How It Stacks Up: I am still on the lookout for two more Ana Egge albums, but currently I own only four. “Bright Shadow” comes in at #1. In addition, this is now my last Ana Egge record (so far) and so here’s a recap:

  1. Bright Shadow: 4 stars (reviewed right here)
  2. Bad Blood: 4 stars (reviewed at Disc 1347)
  3. Road to My Love: 4 stars (reviewed at Disc 1302)
  4. Lazy Days: 3 stars (reviewed at Disc 1345)
Ratings: 4 stars but almost 5

On every album, Ana Egge puts a little bit of a different spin on her contemporary folk stylings. On previous reviews I’ve noted her crossover into indie, radio pop and good old rock and roll. “Bright Shadow” is Egge’s nod to bluegrass. The album drips with folksy intimacy and jumps with a bluegrass beat. Somewhere in between the two, magic happens.

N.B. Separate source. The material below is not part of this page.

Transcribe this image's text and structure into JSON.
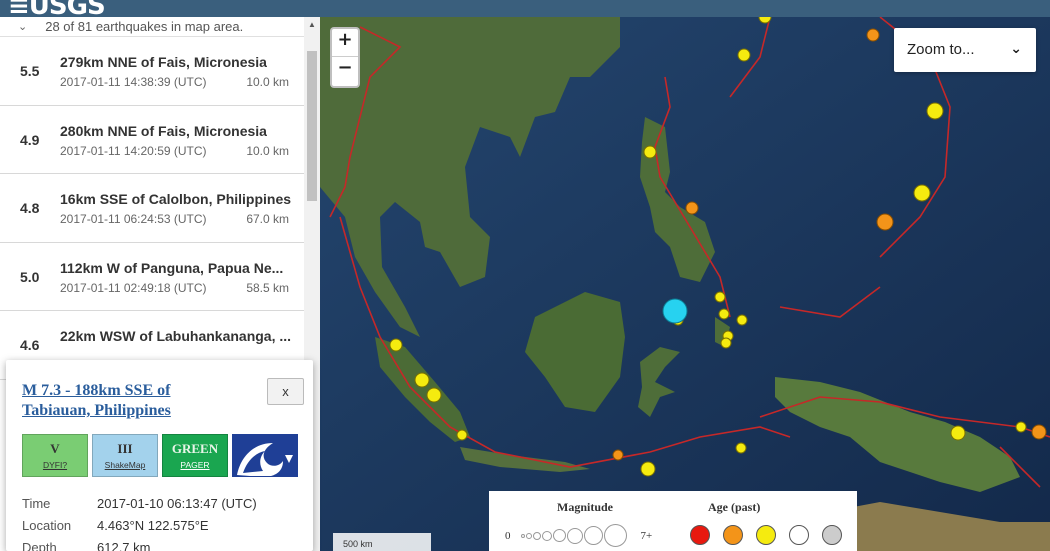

It helps to have the Stray Birds as a backing band. If you haven’t heard of these guys before you should correct the error. In the meantime, let me give you a bit of a teaser: they are three of the finest bluegrass players in America. Egge is no slouch on guitar herself, and when you add in Maya De Vitry (fiddle, banjo), Charles Muench (upright bass) and Oliver Craven (mandolin, fiddle, slide guitar) you get an embarrassing surfeit of talent. While I partially regretted not being treated to Maya De Vitry’s lead vocals, her contributions to the harmonies and backing tracks provide just enough to leave you wanting more.

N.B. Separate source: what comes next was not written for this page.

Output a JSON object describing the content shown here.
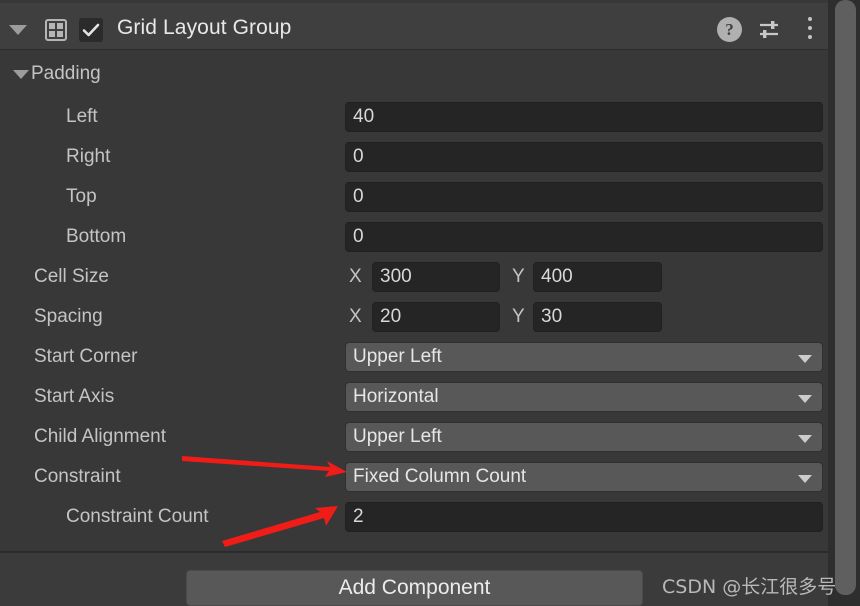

Besides, Egge’s voice is plenty strong enough. If anything, she reaches her greatest heights on this record, blending world weary romanticism with a sweet and resonant tone that has you hanging on her every word.

The Stray Birds’ bluegrass and Egge’s more contemporary stylings marry perfectly on “Flat Top Guitar” a song about an old guitar and the happy memories of all those who have played it, from long-distant county fairs to the more recent efforts of some neighbourhood kid. It’s a fanciful notion, but if you’ve ever listened to a well-worn guitar’s tone, it is easy to believe it remembers its lifetime of notes and chords.

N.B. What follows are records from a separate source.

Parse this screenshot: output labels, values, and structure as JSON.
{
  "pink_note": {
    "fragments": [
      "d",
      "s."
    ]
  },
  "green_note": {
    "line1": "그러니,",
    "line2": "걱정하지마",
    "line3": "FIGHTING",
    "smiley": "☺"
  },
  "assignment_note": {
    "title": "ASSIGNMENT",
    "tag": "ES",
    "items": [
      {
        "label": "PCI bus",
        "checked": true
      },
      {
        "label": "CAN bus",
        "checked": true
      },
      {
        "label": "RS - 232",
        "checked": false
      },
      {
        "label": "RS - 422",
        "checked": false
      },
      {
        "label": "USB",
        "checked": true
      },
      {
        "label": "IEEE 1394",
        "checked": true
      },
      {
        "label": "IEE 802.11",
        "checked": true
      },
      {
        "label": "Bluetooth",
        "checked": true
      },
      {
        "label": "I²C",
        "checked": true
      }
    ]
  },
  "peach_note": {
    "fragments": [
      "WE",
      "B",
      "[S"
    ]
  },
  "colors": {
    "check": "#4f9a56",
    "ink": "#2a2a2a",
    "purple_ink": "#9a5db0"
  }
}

On the bluegrass side of the dial, we are treated to a reimagining of a traditional fiddle tune with “Jenny Run Away”, and a cover of Dolly Parton’s “Wildflowers” which – dare I say – I liked better than the original. Both tunes showcase the Stray Birds’ skill once again.

On the more contemporary side, the title track is a delightful exploration of the wild and the beautiful. This song will have your soul lilting gently up and out of your chest but don’t worry, it’ll feel good. The hymn-like “Rock Me (Divine Mother)” immediately follows to coo and comfort that soul back down again and into a state of alert restfulness. And as for “Turning Away”? Well, that’s a song that’ll break your heart into a million pieces in just 2:39, and leave you glad it happened. Sadness was never so sublime.

The album ends with “The Ballad of Jean Genet”, a gorgeous character study of the French writer. I’ve never read any Genet, but if his stuff is half as sad and beautiful as the Ana Egge song that memorializes him, I’m looking forward to the opportunity.

In terms of production, bluegrass – with its inherent bent toward egalitarianism – tends to create exactly the sound I like most. Egge produces the record herself, and keeps everything even in the mix, with lots of space to let the brilliance of the individual players shine through.

My only gripe with this record is that it is only 28 minutes long. I listened to it four times today and while I never got tired of it, I did regret there not being more to it. As problems go, wishing your record wouldn’t end isn’t a bad one to have.

Best tracks: Flat Top Guitar, Jenny Run Away, Bright Shadow, Rock Me (Divine Mother), Wildflowers, Turning Away, the Ballad of Jean Genet

No comments: